▶ What is being asked:
Exact copy, no pictures: set down every entry below as written.

Element data from apps and pages:
┄┄┄┄┄┄

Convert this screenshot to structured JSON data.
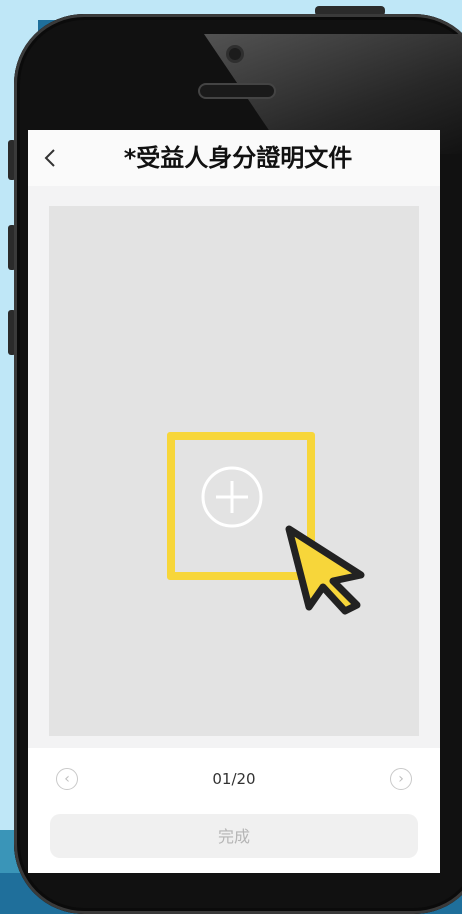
{
  "screen": {
    "title": "*受益人身分證明文件",
    "back_icon": "chevron-left-icon",
    "upload": {
      "icon": "plus-circle-icon",
      "cursor_icon": "cursor-pointer-icon",
      "highlight_color": "#f7d63a"
    },
    "pager": {
      "current": "01/20",
      "prev_icon": "chevron-left-circle-icon",
      "next_icon": "chevron-right-circle-icon"
    },
    "done_label": "完成"
  }
}
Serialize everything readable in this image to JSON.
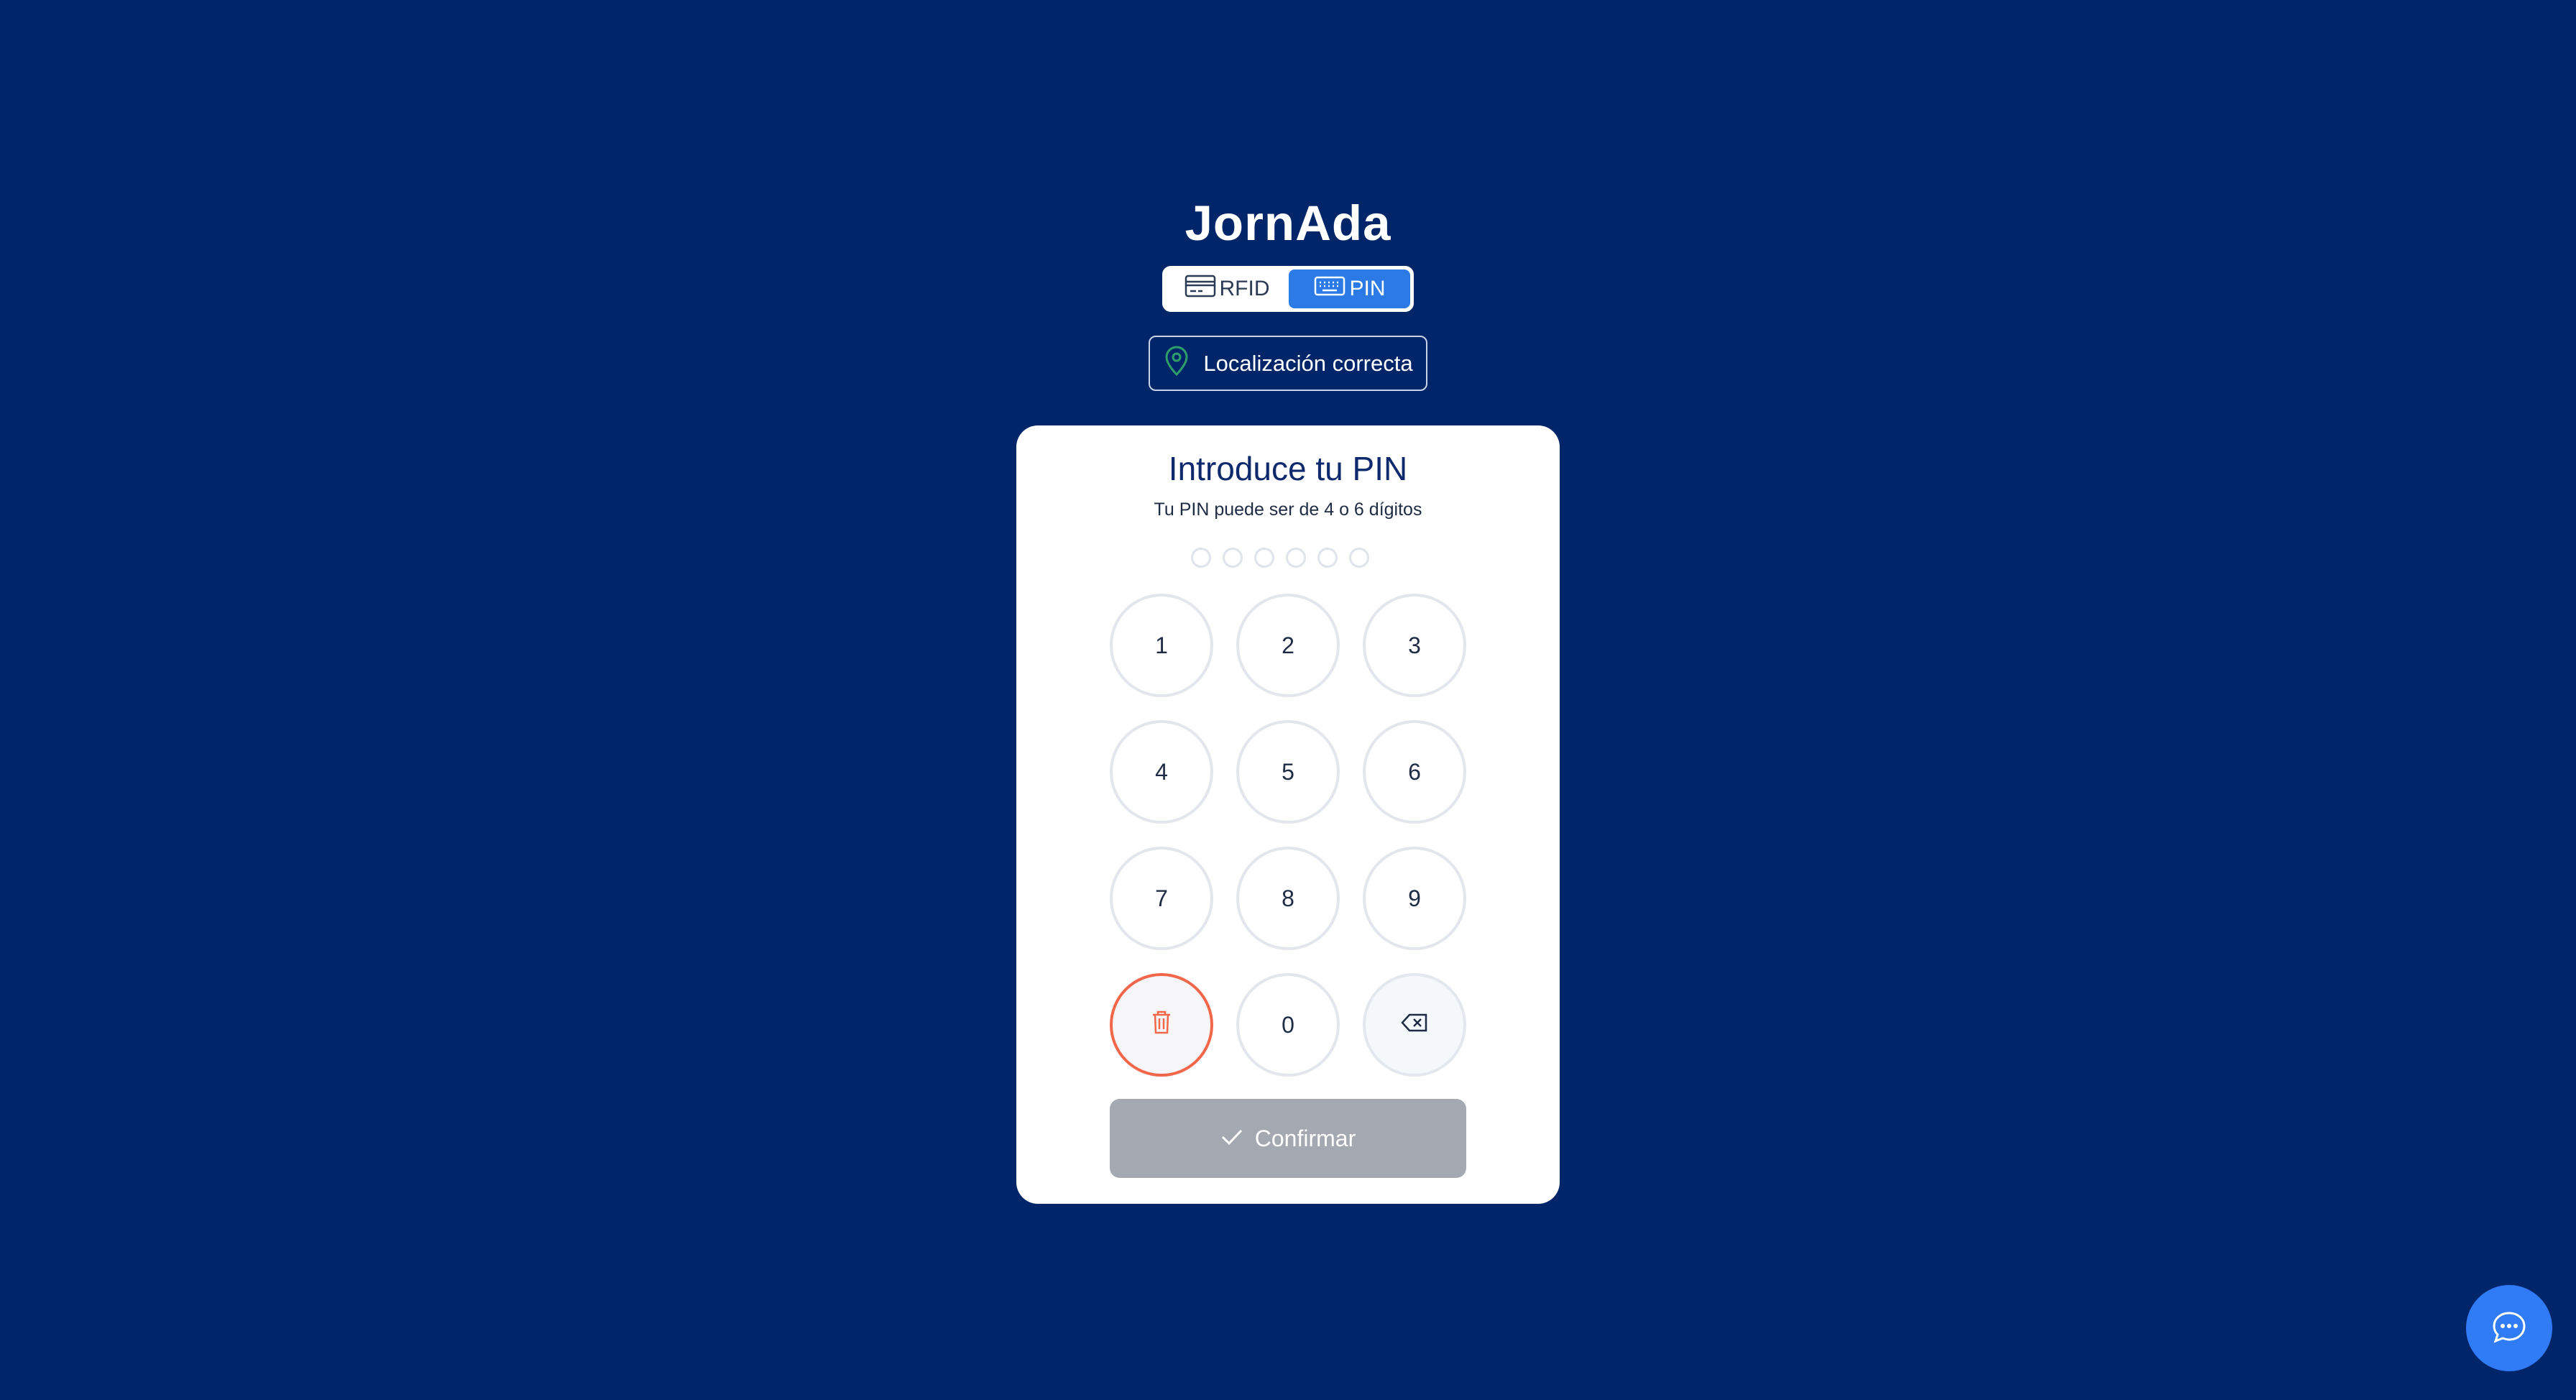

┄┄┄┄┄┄

▶ Answer:
Convert this screenshot to structured JSON data.
{
  "screen": {
    "title": "*受益人身分證明文件",
    "back_icon": "chevron-left-icon",
    "upload": {
      "icon": "plus-circle-icon",
      "cursor_icon": "cursor-pointer-icon",
      "highlight_color": "#f7d63a"
    },
    "pager": {
      "current": "01/20",
      "prev_icon": "chevron-left-circle-icon",
      "next_icon": "chevron-right-circle-icon"
    },
    "done_label": "完成"
  }
}
Serialize everything readable in this image to JSON.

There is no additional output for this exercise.